'You give them something to eat.'"

Matthew 14:16

Tools
from our Resource Library

For Education

  • Feed the Future

    Feed the Future, launched in 2010, grew out of the U.S. response, led by President George W. Bush, to the 2007-2008 global food price crisis. Prices of basic foods doubled or tripled in some countries and pushed an additional 150 million people into hunger and malnutrition.

  • U.S. Hunger and Poverty State Fact Sheets

    These fact sheets provide a snapshot of hunger and poverty in the United States and in each state plus Washington, D.C. 

  • Hunger and Poverty in the African-American Community

    While hunger declined from 2017 for the general U.S. population, African Americans experienced a one percent increase, an increase of 153,000 African American households.

For Faith

  • Unity Declaration on Racism and Poverty

    A diverse body of Christian leaders calls on the churches and Congress to focus on the integral connection.

    Dear Members of Congress,

    As the president and Congress are preparing their plans for this year, almost 100 church leaders—from all the families of U.S. Christianity—are...

  • In Times Like These … A Pan-African Christian Devotional for Public Policy Engagement

    This devotional guide invites deepened relationship with and among Pan-Af­rican people and elected leaders in the mission to end hunger and poverty.

  • Sermon by David Beckmann at Duke University Chapel

    Remarks delivered October 1, 2017 at Duke University Chapel in Chapel Hill in North Carolina.

    Thank you for inviting me to preach here at Duke University Chapel. And I especially want to thank the Bread for the World members who have come this morning.

    Bruce Puckett urged...

For Advocacy

  • Grassroots Advocacy Toolkit

    A set of how-to sheets for carrying out advocacy and fact sheets on the current issues Bread for the World is working on.
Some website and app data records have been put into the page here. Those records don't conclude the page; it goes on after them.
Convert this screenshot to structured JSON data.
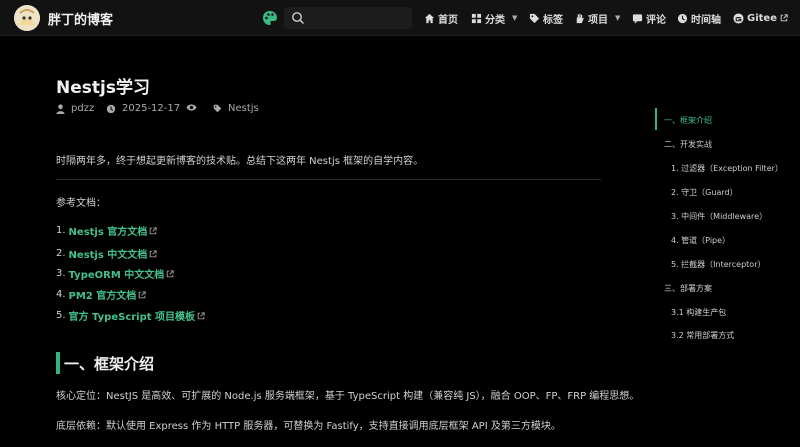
{
  "nav": {
    "site_title": "胖丁的博客",
    "search_placeholder": "",
    "items": [
      {
        "label": "首页",
        "icon": "home-icon"
      },
      {
        "label": "分类",
        "icon": "grid-icon",
        "dropdown": true
      },
      {
        "label": "标签",
        "icon": "tag-icon"
      },
      {
        "label": "项目",
        "icon": "hand-icon",
        "dropdown": true
      },
      {
        "label": "评论",
        "icon": "comment-icon"
      },
      {
        "label": "时间轴",
        "icon": "clock-icon"
      },
      {
        "label": "Gitee",
        "icon": "gitee-icon",
        "external": true
      }
    ],
    "accent": "#3cb882"
  },
  "article": {
    "title": "Nestjs学习",
    "author": "pdzz",
    "date": "2025-12-17",
    "tag": "Nestjs",
    "intro": "时隔两年多，终于想起更新博客的技术贴。总结下这两年 Nestjs 框架的自学内容。",
    "refs_heading": "参考文档：",
    "refs": [
      {
        "num": "1.",
        "label": "Nestjs 官方文档"
      },
      {
        "num": "2.",
        "label": "Nestjs 中文文档"
      },
      {
        "num": "3.",
        "label": "TypeORM 中文文档"
      },
      {
        "num": "4.",
        "label": "PM2 官方文档"
      },
      {
        "num": "5.",
        "label": "官方 TypeScript 项目模板"
      }
    ],
    "section_title": "一、框架介绍",
    "p1": "核心定位：NestJS 是高效、可扩展的 Node.js 服务端框架，基于 TypeScript 构建（兼容纯 JS），融合 OOP、FP、FRP 编程思想。",
    "p2": "底层依赖：默认使用 Express 作为 HTTP 服务器，可替换为 Fastify，支持直接调用底层框架 API 及第三方模块。"
  },
  "toc": {
    "items": [
      {
        "label": "一、框架介绍",
        "level": 1,
        "active": true
      },
      {
        "label": "二、开发实战",
        "level": 1
      },
      {
        "label": "1. 过滤器（Exception Filter）",
        "level": 2
      },
      {
        "label": "2. 守卫（Guard）",
        "level": 2
      },
      {
        "label": "3. 中间件（Middleware）",
        "level": 2
      },
      {
        "label": "4. 管道（Pipe）",
        "level": 2
      },
      {
        "label": "5. 拦截器（Interceptor）",
        "level": 2
      },
      {
        "label": "三、部署方案",
        "level": 1
      },
      {
        "label": "3.1 构建生产包",
        "level": 2
      },
      {
        "label": "3.2 常用部署方式",
        "level": 2
      }
    ]
  },
  "colors": {
    "background": "#000000",
    "navbar": "#121212",
    "accent": "#3cb882",
    "link": "#44c08c"
  }
}
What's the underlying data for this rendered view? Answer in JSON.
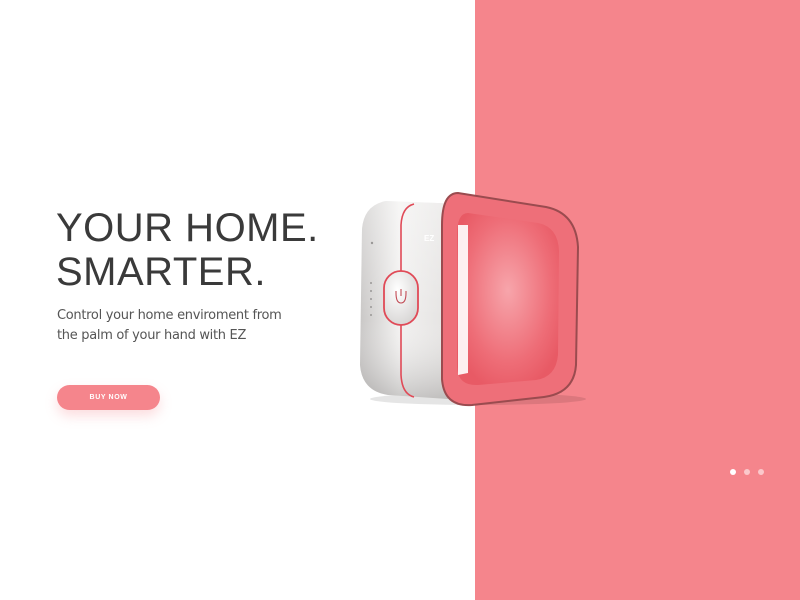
{
  "hero": {
    "title_line1": "YOUR HOME.",
    "title_line2": "SMARTER.",
    "subtitle": "Control your home enviroment from the palm of your hand with EZ",
    "cta_label": "BUY NOW"
  },
  "device": {
    "brand_label": "EZ",
    "button_icon": "power-icon",
    "indicator_count": 5
  },
  "pager": {
    "count": 3,
    "active_index": 0
  },
  "colors": {
    "accent": "#f5858c",
    "device_inner": "#ee6a74",
    "device_body": "#e7e5e4",
    "text_dark": "#3a3a3a"
  }
}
    For new and current Bread grassroots hunger activists.

    Ideal as a starter toolkit for new Bread activists or as a set of updates for current activists.

    ...

  • U.S. Hunger and Poverty State Fact Sheets

    These fact sheets provide a snapshot of hunger and poverty in the United States and in each state plus Washington, D.C. 

  • Sentencing Reform and Corrections Act of 2017

    Unnecessarily long prison sentences, combined with the lack of rehabilitative programs for people in prison, exacerbate hunger, poverty, and existing inequalities.

    Overly harsh mandatory minimum prison sentences have contributed to the rapid increase of our country’s prison population. The...

Field

Changing Climate, Changing Farmers

February 7, 2017

Insight

The Jobs Challenge

April 10, 2018

From the Blog